‘Spectacular growth in profits during the 1990s was partly due to dodgy accounting ... According to Bob Barbera of Hoenig, an investment bank, the stated operating profits of S&P 500 companies rose at a much faster rate than profits measured in the national accounts ... Thus, in the 1990s, profits at S&P 500 companies tripled, but profits recorded in the national accounts merely doubled.’

Firms could get away with this pretence so long as share prices seemed to provide investors with magical capital gains. But the moment anything, however little, upset the upward spiral, disaster was bound to threaten.

The little something was the collapse of the outrageously hyped e-commerce companies, which had risen higher than anything else during the first months of 2000, only to collapse towards the end of the year. Few mainstream commentators recognised what their demise portended. Then just before Xmas it became clear that mainstream new technology companies were also in trouble, and a few people noted that firms like General Motors were not doing very well either. Even so, quarter or half percent cuts in interest rates by Greenspan were enough to restore many capitalist spirits.

Today the overall picture is much harsher. The Economist, which opposed Greenspan’s attempts to boost the US economy at the turn of the year as potentially inflationary, now warns, ‘The world economy is starting to look remarkably, even dangerously, vulnerable.’ The US may have already stumbled into its first recession in a decade, according to the National Bureau of Economic Research. Stephen Welting, an analyst at Salomon Smith Barney in New York, entitled his latest report on the US economy ‘Help! I’ve Fallen and Can’t Get Up’. Even so, Greenspan is trying to keep rich people’s confidence up by saying all that is happening is a V-shaped ‘correction’ – a dip in the economy soon to be followed by new growth at the end of the year. He is hoping that his interest cuts, Bush’s tax cuts and the new spate of military spending associated with the Son of Star Wars programme will provide a boost that the market, left to itself, cannot provide. So much for the neoliberal claims that states play no role.

Meanwhile, ‘emerging’ economies like Argentina, Turkey and Brazil which relied on the US boom to get them out of their last lot of troubles are in a deep mess again. As in 1997-98, these troubles can have a knock-on effect on banks in the US, Germany, Britain and elsewhere. But this time the impact can be much greater, since it will be very difficult for anyone to pretend it is only the financial superstructure and not the industrial core of the system that is in crisis.

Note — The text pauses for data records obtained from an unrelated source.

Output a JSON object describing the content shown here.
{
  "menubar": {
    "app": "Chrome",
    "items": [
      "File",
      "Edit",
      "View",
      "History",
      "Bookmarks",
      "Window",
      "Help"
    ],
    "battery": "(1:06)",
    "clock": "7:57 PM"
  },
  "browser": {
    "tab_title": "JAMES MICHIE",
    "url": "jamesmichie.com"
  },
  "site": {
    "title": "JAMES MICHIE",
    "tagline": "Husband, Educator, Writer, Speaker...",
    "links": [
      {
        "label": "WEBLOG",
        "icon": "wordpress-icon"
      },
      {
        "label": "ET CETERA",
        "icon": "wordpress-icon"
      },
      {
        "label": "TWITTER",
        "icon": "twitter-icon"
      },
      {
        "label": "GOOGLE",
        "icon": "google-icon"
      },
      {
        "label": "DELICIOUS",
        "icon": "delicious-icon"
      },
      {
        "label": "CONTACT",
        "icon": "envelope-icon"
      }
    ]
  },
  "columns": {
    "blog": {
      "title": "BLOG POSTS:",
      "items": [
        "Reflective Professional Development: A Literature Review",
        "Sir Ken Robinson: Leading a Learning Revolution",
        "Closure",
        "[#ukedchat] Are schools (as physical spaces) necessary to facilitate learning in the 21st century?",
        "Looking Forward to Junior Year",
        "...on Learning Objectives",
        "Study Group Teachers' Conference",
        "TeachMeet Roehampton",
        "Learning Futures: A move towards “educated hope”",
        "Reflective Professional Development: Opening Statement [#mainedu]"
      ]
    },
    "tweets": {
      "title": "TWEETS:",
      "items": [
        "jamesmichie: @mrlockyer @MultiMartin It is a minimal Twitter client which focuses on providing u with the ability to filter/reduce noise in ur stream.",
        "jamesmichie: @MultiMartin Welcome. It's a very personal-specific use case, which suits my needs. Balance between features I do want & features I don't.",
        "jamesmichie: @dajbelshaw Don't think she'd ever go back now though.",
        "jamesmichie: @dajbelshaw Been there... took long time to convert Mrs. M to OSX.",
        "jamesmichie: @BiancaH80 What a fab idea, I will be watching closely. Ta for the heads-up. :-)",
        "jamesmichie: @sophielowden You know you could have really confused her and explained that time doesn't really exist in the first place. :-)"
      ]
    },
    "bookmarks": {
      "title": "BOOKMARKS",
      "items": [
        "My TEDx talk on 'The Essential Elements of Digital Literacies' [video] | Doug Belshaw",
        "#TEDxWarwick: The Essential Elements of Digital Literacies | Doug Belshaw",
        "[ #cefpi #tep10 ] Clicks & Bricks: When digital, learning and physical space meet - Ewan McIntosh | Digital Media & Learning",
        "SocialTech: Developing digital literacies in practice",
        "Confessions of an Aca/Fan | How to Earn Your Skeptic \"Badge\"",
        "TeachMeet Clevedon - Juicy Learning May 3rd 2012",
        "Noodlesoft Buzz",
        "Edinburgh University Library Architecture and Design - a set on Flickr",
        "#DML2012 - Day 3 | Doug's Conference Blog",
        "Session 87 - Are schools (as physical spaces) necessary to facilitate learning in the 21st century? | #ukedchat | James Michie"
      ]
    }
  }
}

Real profits were already in decline at the time of the east Asian crisis

Last updated on 26 December 2009